Problem to work on: Please restate the data exactly, from the first line to the last.

Material supplied:
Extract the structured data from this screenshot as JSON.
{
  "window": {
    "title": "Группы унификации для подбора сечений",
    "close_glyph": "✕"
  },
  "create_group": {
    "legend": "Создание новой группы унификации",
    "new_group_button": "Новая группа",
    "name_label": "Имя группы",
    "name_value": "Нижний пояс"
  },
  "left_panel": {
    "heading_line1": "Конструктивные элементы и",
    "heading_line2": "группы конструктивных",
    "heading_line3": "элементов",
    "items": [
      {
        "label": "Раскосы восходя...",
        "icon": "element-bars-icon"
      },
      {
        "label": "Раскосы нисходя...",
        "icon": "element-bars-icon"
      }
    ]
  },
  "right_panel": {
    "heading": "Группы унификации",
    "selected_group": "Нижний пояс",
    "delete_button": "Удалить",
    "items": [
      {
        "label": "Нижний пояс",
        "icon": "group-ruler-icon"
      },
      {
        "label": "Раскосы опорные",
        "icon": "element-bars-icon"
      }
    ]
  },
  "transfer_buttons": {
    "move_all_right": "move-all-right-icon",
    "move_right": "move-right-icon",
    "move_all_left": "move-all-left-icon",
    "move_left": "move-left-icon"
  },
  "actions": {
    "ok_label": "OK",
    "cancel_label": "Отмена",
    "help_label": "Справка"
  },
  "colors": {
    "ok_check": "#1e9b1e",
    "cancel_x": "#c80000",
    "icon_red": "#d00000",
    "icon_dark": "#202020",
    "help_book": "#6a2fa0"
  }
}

Finished exercise:
Extract the structured data from this screenshot as JSON.
{
  "window": {
    "title": "Группы унификации для подбора сечений",
    "close_glyph": "✕"
  },
  "create_group": {
    "legend": "Создание новой группы унификации",
    "new_group_button": "Новая группа",
    "name_label": "Имя группы",
    "name_value": "Нижний пояс"
  },
  "left_panel": {
    "heading_line1": "Конструктивные элементы и",
    "heading_line2": "группы конструктивных",
    "heading_line3": "элементов",
    "items": [
      {
        "label": "Раскосы восходя...",
        "icon": "element-bars-icon"
      },
      {
        "label": "Раскосы нисходя...",
        "icon": "element-bars-icon"
      }
    ]
  },
  "right_panel": {
    "heading": "Группы унификации",
    "selected_group": "Нижний пояс",
    "delete_button": "Удалить",
    "items": [
      {
        "label": "Нижний пояс",
        "icon": "group-ruler-icon"
      },
      {
        "label": "Раскосы опорные",
        "icon": "element-bars-icon"
      }
    ]
  },
  "transfer_buttons": {
    "move_all_right": "move-all-right-icon",
    "move_right": "move-right-icon",
    "move_all_left": "move-all-left-icon",
    "move_left": "move-left-icon"
  },
  "actions": {
    "ok_label": "OK",
    "cancel_label": "Отмена",
    "help_label": "Справка"
  },
  "colors": {
    "ok_check": "#1e9b1e",
    "cancel_x": "#c80000",
    "icon_red": "#d00000",
    "icon_dark": "#202020",
    "help_book": "#6a2fa0"
  }
}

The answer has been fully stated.